START Raw data

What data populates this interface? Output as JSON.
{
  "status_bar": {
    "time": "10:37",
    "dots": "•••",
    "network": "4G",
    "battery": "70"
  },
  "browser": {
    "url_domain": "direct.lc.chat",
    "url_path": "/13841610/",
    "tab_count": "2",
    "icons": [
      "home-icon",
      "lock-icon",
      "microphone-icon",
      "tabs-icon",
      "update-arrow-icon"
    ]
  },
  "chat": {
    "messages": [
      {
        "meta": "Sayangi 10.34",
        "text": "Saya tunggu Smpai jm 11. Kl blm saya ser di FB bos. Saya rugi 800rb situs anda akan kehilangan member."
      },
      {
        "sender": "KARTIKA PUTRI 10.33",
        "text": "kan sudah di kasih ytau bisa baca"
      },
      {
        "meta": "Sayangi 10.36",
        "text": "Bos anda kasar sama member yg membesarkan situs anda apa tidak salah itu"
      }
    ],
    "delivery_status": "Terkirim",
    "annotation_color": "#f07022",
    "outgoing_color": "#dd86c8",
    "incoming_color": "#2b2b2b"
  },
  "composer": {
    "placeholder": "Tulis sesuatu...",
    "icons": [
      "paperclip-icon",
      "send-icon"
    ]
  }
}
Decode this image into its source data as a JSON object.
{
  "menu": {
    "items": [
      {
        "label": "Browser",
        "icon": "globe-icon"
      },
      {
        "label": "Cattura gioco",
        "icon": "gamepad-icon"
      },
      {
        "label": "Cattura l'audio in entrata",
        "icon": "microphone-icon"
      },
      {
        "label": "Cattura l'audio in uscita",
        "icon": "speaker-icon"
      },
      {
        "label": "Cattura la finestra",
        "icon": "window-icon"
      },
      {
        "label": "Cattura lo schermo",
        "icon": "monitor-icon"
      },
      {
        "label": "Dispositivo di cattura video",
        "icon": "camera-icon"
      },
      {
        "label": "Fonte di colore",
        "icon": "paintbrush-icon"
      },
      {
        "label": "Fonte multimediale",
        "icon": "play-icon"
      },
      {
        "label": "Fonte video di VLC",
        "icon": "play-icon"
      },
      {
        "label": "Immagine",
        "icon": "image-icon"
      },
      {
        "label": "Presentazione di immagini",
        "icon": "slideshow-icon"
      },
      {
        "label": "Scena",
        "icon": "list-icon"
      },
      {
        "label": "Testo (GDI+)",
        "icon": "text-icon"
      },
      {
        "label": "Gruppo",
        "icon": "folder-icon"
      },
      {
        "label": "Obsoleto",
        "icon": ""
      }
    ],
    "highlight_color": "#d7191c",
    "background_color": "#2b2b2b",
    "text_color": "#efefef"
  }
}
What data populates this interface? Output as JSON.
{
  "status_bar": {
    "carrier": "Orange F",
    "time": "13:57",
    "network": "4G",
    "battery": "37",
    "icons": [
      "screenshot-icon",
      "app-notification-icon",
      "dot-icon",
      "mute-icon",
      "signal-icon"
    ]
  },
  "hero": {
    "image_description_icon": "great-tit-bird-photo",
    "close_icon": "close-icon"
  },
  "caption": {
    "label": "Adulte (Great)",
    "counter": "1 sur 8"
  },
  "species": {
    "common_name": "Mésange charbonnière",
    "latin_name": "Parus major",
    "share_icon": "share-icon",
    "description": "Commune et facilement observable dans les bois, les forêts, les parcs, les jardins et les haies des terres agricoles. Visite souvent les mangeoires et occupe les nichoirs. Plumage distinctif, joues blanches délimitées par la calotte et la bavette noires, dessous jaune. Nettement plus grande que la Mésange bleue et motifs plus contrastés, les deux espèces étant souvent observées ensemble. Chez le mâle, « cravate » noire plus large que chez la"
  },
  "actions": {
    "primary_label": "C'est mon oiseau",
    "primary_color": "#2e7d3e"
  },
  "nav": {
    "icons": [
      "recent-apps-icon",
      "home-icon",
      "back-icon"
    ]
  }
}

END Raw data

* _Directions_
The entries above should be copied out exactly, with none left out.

* _Task solution_
What data populates this interface? Output as JSON.
{
  "status_bar": {
    "time": "10:37",
    "dots": "•••",
    "network": "4G",
    "battery": "70"
  },
  "browser": {
    "url_domain": "direct.lc.chat",
    "url_path": "/13841610/",
    "tab_count": "2",
    "icons": [
      "home-icon",
      "lock-icon",
      "microphone-icon",
      "tabs-icon",
      "update-arrow-icon"
    ]
  },
  "chat": {
    "messages": [
      {
        "meta": "Sayangi 10.34",
        "text": "Saya tunggu Smpai jm 11. Kl blm saya ser di FB bos. Saya rugi 800rb situs anda akan kehilangan member."
      },
      {
        "sender": "KARTIKA PUTRI 10.33",
        "text": "kan sudah di kasih ytau bisa baca"
      },
      {
        "meta": "Sayangi 10.36",
        "text": "Bos anda kasar sama member yg membesarkan situs anda apa tidak salah itu"
      }
    ],
    "delivery_status": "Terkirim",
    "annotation_color": "#f07022",
    "outgoing_color": "#dd86c8",
    "incoming_color": "#2b2b2b"
  },
  "composer": {
    "placeholder": "Tulis sesuatu...",
    "icons": [
      "paperclip-icon",
      "send-icon"
    ]
  }
}
Decode this image into its source data as a JSON object.
{
  "menu": {
    "items": [
      {
        "label": "Browser",
        "icon": "globe-icon"
      },
      {
        "label": "Cattura gioco",
        "icon": "gamepad-icon"
      },
      {
        "label": "Cattura l'audio in entrata",
        "icon": "microphone-icon"
      },
      {
        "label": "Cattura l'audio in uscita",
        "icon": "speaker-icon"
      },
      {
        "label": "Cattura la finestra",
        "icon": "window-icon"
      },
      {
        "label": "Cattura lo schermo",
        "icon": "monitor-icon"
      },
      {
        "label": "Dispositivo di cattura video",
        "icon": "camera-icon"
      },
      {
        "label": "Fonte di colore",
        "icon": "paintbrush-icon"
      },
      {
        "label": "Fonte multimediale",
        "icon": "play-icon"
      },
      {
        "label": "Fonte video di VLC",
        "icon": "play-icon"
      },
      {
        "label": "Immagine",
        "icon": "image-icon"
      },
      {
        "label": "Presentazione di immagini",
        "icon": "slideshow-icon"
      },
      {
        "label": "Scena",
        "icon": "list-icon"
      },
      {
        "label": "Testo (GDI+)",
        "icon": "text-icon"
      },
      {
        "label": "Gruppo",
        "icon": "folder-icon"
      },
      {
        "label": "Obsoleto",
        "icon": ""
      }
    ],
    "highlight_color": "#d7191c",
    "background_color": "#2b2b2b",
    "text_color": "#efefef"
  }
}
What data populates this interface? Output as JSON.
{
  "status_bar": {
    "carrier": "Orange F",
    "time": "13:57",
    "network": "4G",
    "battery": "37",
    "icons": [
      "screenshot-icon",
      "app-notification-icon",
      "dot-icon",
      "mute-icon",
      "signal-icon"
    ]
  },
  "hero": {
    "image_description_icon": "great-tit-bird-photo",
    "close_icon": "close-icon"
  },
  "caption": {
    "label": "Adulte (Great)",
    "counter": "1 sur 8"
  },
  "species": {
    "common_name": "Mésange charbonnière",
    "latin_name": "Parus major",
    "share_icon": "share-icon",
    "description": "Commune et facilement observable dans les bois, les forêts, les parcs, les jardins et les haies des terres agricoles. Visite souvent les mangeoires et occupe les nichoirs. Plumage distinctif, joues blanches délimitées par la calotte et la bavette noires, dessous jaune. Nettement plus grande que la Mésange bleue et motifs plus contrastés, les deux espèces étant souvent observées ensemble. Chez le mâle, « cravate » noire plus large que chez la"
  },
  "actions": {
    "primary_label": "C'est mon oiseau",
    "primary_color": "#2e7d3e"
  },
  "nav": {
    "icons": [
      "recent-apps-icon",
      "home-icon",
      "back-icon"
    ]
  }
}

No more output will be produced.